• WORK INSTRUCTION: Return every line of the data that contains the string "first".

• RECORD SET:
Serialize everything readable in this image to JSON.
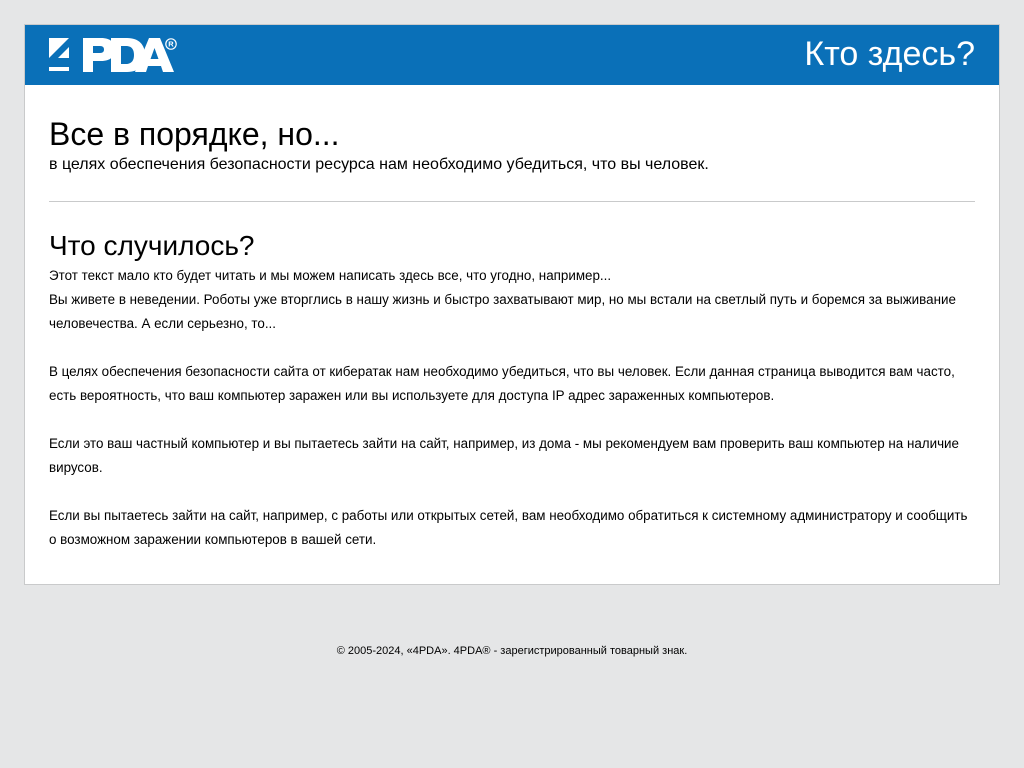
{
  "header": {
    "logo_text": "4PDA",
    "title": "Кто здесь?"
  },
  "main": {
    "headline": "Все в порядке, но...",
    "subline": "в целях обеспечения безопасности ресурса нам необходимо убедиться, что вы человек.",
    "section_title": "Что случилось?",
    "paragraphs": [
      "Этот текст мало кто будет читать и мы можем написать здесь все, что угодно, например...",
      "Вы живете в неведении. Роботы уже вторглись в нашу жизнь и быстро захватывают мир, но мы встали на светлый путь и боремся за выживание человечества. А если серьезно, то...",
      "В целях обеспечения безопасности сайта от кибератак нам необходимо убедиться, что вы человек. Если данная страница выводится вам часто, есть вероятность, что ваш компьютер заражен или вы используете для доступа IP адрес зараженных компьютеров.",
      "Если это ваш частный компьютер и вы пытаетесь зайти на сайт, например, из дома - мы рекомендуем вам проверить ваш компьютер на наличие вирусов.",
      "Если вы пытаетесь зайти на сайт, например, с работы или открытых сетей, вам необходимо обратиться к системному администратору и сообщить о возможном заражении компьютеров в вашей сети."
    ]
  },
  "footer": {
    "text": "© 2005-2024, «4PDA». 4PDA® - зарегистрированный товарный знак."
  },
  "colors": {
    "header_bg": "#0a70b8",
    "page_bg": "#e5e6e7"
  }
}
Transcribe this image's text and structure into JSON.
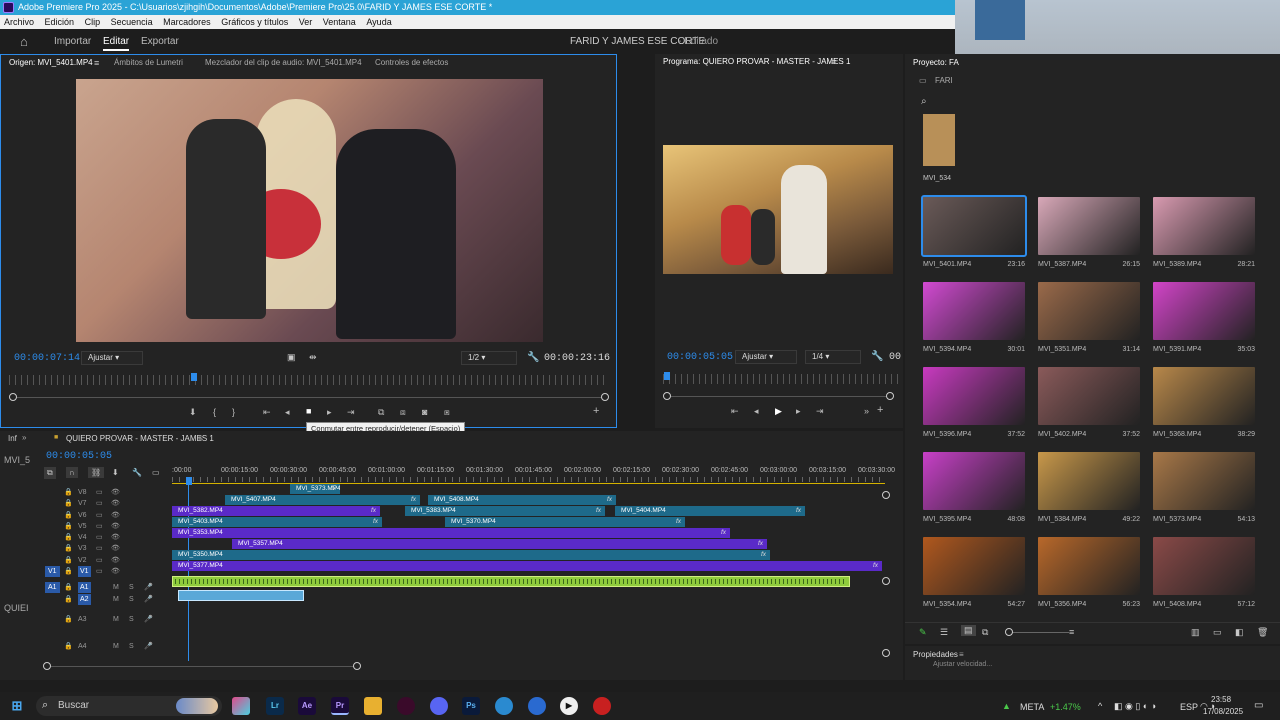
{
  "window_title": "Adobe Premiere Pro 2025 - C:\\Usuarios\\zjihgih\\Documentos\\Adobe\\Premiere Pro\\25.0\\FARID Y JAMES ESE CORTE *",
  "menu": [
    "Archivo",
    "Edición",
    "Clip",
    "Secuencia",
    "Marcadores",
    "Gráficos y títulos",
    "Ver",
    "Ventana",
    "Ayuda"
  ],
  "header": {
    "import": "Importar",
    "edit": "Editar",
    "export": "Exportar",
    "project_title": "FARID Y JAMES ESE CORTE",
    "project_status": "- Editado"
  },
  "source": {
    "tabs": [
      "Origen: MVI_5401.MP4",
      "Ámbitos de Lumetri",
      "Mezclador del clip de audio: MVI_5401.MP4",
      "Controles de efectos"
    ],
    "timecode": "00:00:07:14",
    "fit": "Ajustar",
    "res": "1/2",
    "duration": "00:00:23:16",
    "tooltip": "Conmutar entre reproducir/detener (Espacio)"
  },
  "program": {
    "title": "Programa: QUIERO PROVAR - MASTER - JAMES 1",
    "timecode": "00:00:05:05",
    "fit": "Ajustar",
    "res": "1/4",
    "duration_partial": "00"
  },
  "timeline": {
    "panel_short": "Inf",
    "seq_tab": "QUIERO PROVAR - MASTER - JAMES 1",
    "side_label": "MVI_5",
    "side_label2": "QUIEI",
    "timecode": "00:00:05:05",
    "ruler": [
      ":00:00",
      "00:00:15:00",
      "00:00:30:00",
      "00:00:45:00",
      "00:01:00:00",
      "00:01:15:00",
      "00:01:30:00",
      "00:01:45:00",
      "00:02:00:00",
      "00:02:15:00",
      "00:02:30:00",
      "00:02:45:00",
      "00:03:00:00",
      "00:03:15:00",
      "00:03:30:00"
    ],
    "tracks": [
      "V8",
      "V7",
      "V6",
      "V5",
      "V4",
      "V3",
      "V2",
      "V1",
      "A1",
      "A2",
      "A3",
      "A4"
    ],
    "fx": "fx",
    "tmark": "M",
    "smark": "S",
    "clips": [
      {
        "label": "MVI_5373.MP4"
      },
      {
        "label": "MVI_5407.MP4"
      },
      {
        "label": "MVI_5408.MP4"
      },
      {
        "label": "MVI_5382.MP4"
      },
      {
        "label": "MVI_5383.MP4"
      },
      {
        "label": "MVI_5404.MP4"
      },
      {
        "label": "MVI_5403.MP4"
      },
      {
        "label": "MVI_5370.MP4"
      },
      {
        "label": "MVI_5353.MP4"
      },
      {
        "label": "MVI_5357.MP4"
      },
      {
        "label": "MVI_5350.MP4"
      },
      {
        "label": "MVI_5377.MP4"
      }
    ]
  },
  "project": {
    "tab": "Proyecto: FA",
    "folder": "FARI",
    "partial_item": "MVI_534",
    "items": [
      {
        "name": "MVI_5401.MP4",
        "dur": "23:16",
        "color": "#6a5a58"
      },
      {
        "name": "MVI_5387.MP4",
        "dur": "26:15",
        "color": "#d8a8b8"
      },
      {
        "name": "MVI_5389.MP4",
        "dur": "28:21",
        "color": "#d89ab0"
      },
      {
        "name": "MVI_5394.MP4",
        "dur": "30:01",
        "color": "#d24ad2"
      },
      {
        "name": "MVI_5351.MP4",
        "dur": "31:14",
        "color": "#9a6a4a"
      },
      {
        "name": "MVI_5391.MP4",
        "dur": "35:03",
        "color": "#d244c8"
      },
      {
        "name": "MVI_5396.MP4",
        "dur": "37:52",
        "color": "#c83ac0"
      },
      {
        "name": "MVI_5402.MP4",
        "dur": "37:52",
        "color": "#8a5a5a"
      },
      {
        "name": "MVI_5368.MP4",
        "dur": "38:29",
        "color": "#b8884a"
      },
      {
        "name": "MVI_5395.MP4",
        "dur": "48:08",
        "color": "#c840c8"
      },
      {
        "name": "MVI_5384.MP4",
        "dur": "49:22",
        "color": "#c8984a"
      },
      {
        "name": "MVI_5373.MP4",
        "dur": "54:13",
        "color": "#a87848"
      },
      {
        "name": "MVI_5354.MP4",
        "dur": "54:27",
        "color": "#b0581e"
      },
      {
        "name": "MVI_5356.MP4",
        "dur": "56:23",
        "color": "#b8682a"
      },
      {
        "name": "MVI_5408.MP4",
        "dur": "57:12",
        "color": "#8a4a48"
      }
    ]
  },
  "properties": {
    "title": "Propiedades",
    "item": "Ajustar velocidad..."
  },
  "taskbar": {
    "search": "Buscar",
    "stock": "META",
    "stock_change": "+1.47%",
    "lang": "ESP",
    "time": "23:58",
    "date": "17/08/2025"
  },
  "icons": [
    "home-icon",
    "search-icon",
    "selection-tool-icon",
    "track-select-icon",
    "ripple-icon",
    "razor-icon",
    "slip-icon",
    "pen-icon",
    "rect-icon",
    "hand-icon",
    "type-icon",
    "windows-start-icon"
  ]
}
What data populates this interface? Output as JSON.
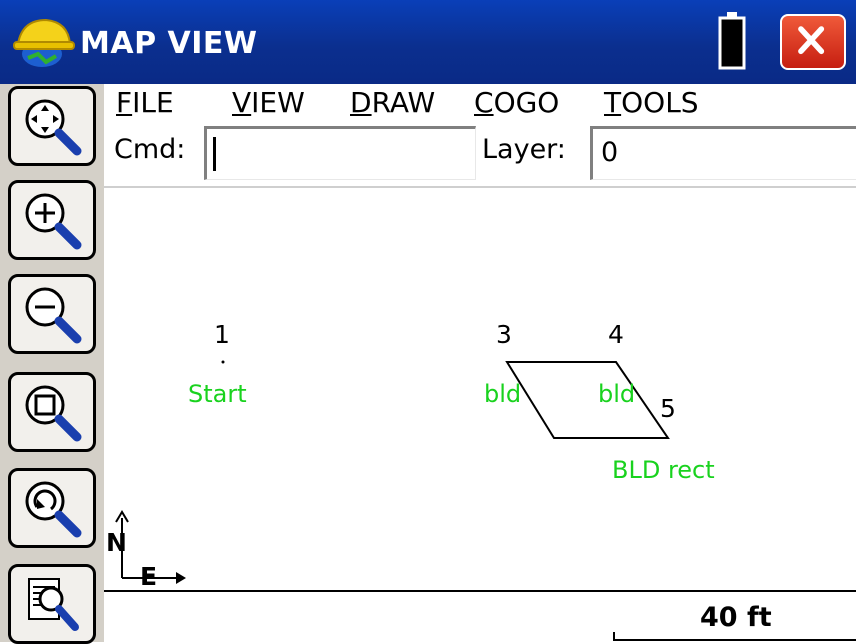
{
  "window": {
    "title": "MAP VIEW",
    "close_label": "X"
  },
  "toolbar": {
    "tools": [
      {
        "name": "zoom-extents-icon"
      },
      {
        "name": "zoom-in-icon"
      },
      {
        "name": "zoom-out-icon"
      },
      {
        "name": "zoom-window-icon"
      },
      {
        "name": "zoom-previous-icon"
      },
      {
        "name": "zoom-properties-icon"
      }
    ]
  },
  "menu": {
    "file": {
      "first": "F",
      "rest": "ILE"
    },
    "view": {
      "first": "V",
      "rest": "IEW"
    },
    "draw": {
      "first": "D",
      "rest": "RAW"
    },
    "cogo": {
      "first": "C",
      "rest": "OGO"
    },
    "tools": {
      "first": "T",
      "rest": "OOLS"
    }
  },
  "command": {
    "label": "Cmd:",
    "value": ""
  },
  "layer": {
    "label": "Layer:",
    "value": "0"
  },
  "map": {
    "points": [
      {
        "id": "1",
        "desc": "Start"
      },
      {
        "id": "3",
        "desc": "bld"
      },
      {
        "id": "4",
        "desc": "bld"
      },
      {
        "id": "5",
        "desc": "BLD rect"
      }
    ],
    "north_label": "N",
    "east_label": "E",
    "description_color": "#19d21e"
  },
  "scale": {
    "label": "40 ft"
  },
  "colors": {
    "titlebar": "#0b2f8f",
    "close_button": "#d9271a"
  }
}
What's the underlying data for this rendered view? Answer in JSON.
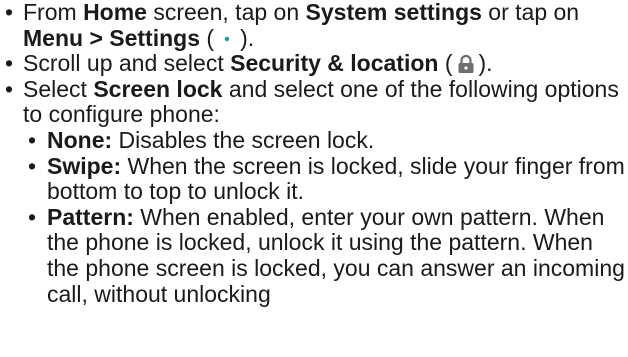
{
  "icons": {
    "settings_icon": "gear-icon",
    "security_icon": "lock-icon",
    "settings_icon_color": "#1a9e8c",
    "lock_icon_color": "#6e6e6e"
  },
  "steps": [
    {
      "t1": "From ",
      "b1": "Home",
      "t2": " screen, tap on ",
      "b2": "System settings",
      "t3": " or tap on ",
      "b3": "Menu > Settings",
      "t4": " (",
      "t5": ")."
    },
    {
      "t1": "Scroll up and select ",
      "b1": "Security & location",
      "t2": " (",
      "t3": ")."
    },
    {
      "t1": "Select ",
      "b1": "Screen lock",
      "t2": " and select one of the following options to configure phone:"
    }
  ],
  "options": [
    {
      "label": "None:",
      "text": " Disables the screen lock."
    },
    {
      "label": "Swipe:",
      "text": " When the screen is locked, slide your finger from bottom to top to unlock it."
    },
    {
      "label": "Pattern:",
      "text": " When enabled, enter your own pattern. When the phone is locked, unlock it using the pattern. When the phone screen is locked, you can answer an incoming call, without unlocking"
    }
  ]
}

• RESPONSE TO THIS TASK:
      "first": "F",
      "first": "V",
      "first": "D",
      "first": "C",
      "first": "T",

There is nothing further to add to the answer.